*WHAT THE EXERCISE ASKS*
Go through the records below line by line and report how many lines include "Virtual", giving the number only.

*TASK DATA*
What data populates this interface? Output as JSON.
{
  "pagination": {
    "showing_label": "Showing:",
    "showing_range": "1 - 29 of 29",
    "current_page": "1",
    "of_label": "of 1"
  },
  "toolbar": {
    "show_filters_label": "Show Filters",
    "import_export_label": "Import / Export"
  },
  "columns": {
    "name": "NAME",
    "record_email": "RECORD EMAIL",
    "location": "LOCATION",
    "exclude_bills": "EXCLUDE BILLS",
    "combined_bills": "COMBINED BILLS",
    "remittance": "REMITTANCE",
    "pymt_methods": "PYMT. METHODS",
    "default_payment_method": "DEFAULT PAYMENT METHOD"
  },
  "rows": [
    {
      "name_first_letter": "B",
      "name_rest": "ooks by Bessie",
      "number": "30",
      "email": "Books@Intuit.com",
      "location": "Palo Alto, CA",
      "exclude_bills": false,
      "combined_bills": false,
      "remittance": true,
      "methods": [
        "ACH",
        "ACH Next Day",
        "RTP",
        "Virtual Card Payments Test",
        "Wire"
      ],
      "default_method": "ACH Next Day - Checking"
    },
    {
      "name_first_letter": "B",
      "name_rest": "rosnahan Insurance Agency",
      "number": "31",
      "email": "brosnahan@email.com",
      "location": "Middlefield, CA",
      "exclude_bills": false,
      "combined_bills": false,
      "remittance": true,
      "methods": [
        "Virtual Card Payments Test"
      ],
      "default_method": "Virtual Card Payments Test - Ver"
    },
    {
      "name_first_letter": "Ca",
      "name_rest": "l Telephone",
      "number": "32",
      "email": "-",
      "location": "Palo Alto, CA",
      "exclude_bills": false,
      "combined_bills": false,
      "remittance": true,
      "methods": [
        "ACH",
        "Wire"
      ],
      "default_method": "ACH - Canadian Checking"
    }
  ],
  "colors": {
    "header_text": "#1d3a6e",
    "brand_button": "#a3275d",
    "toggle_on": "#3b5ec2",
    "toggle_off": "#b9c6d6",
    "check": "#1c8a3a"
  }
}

*ANSWER BELOW*
3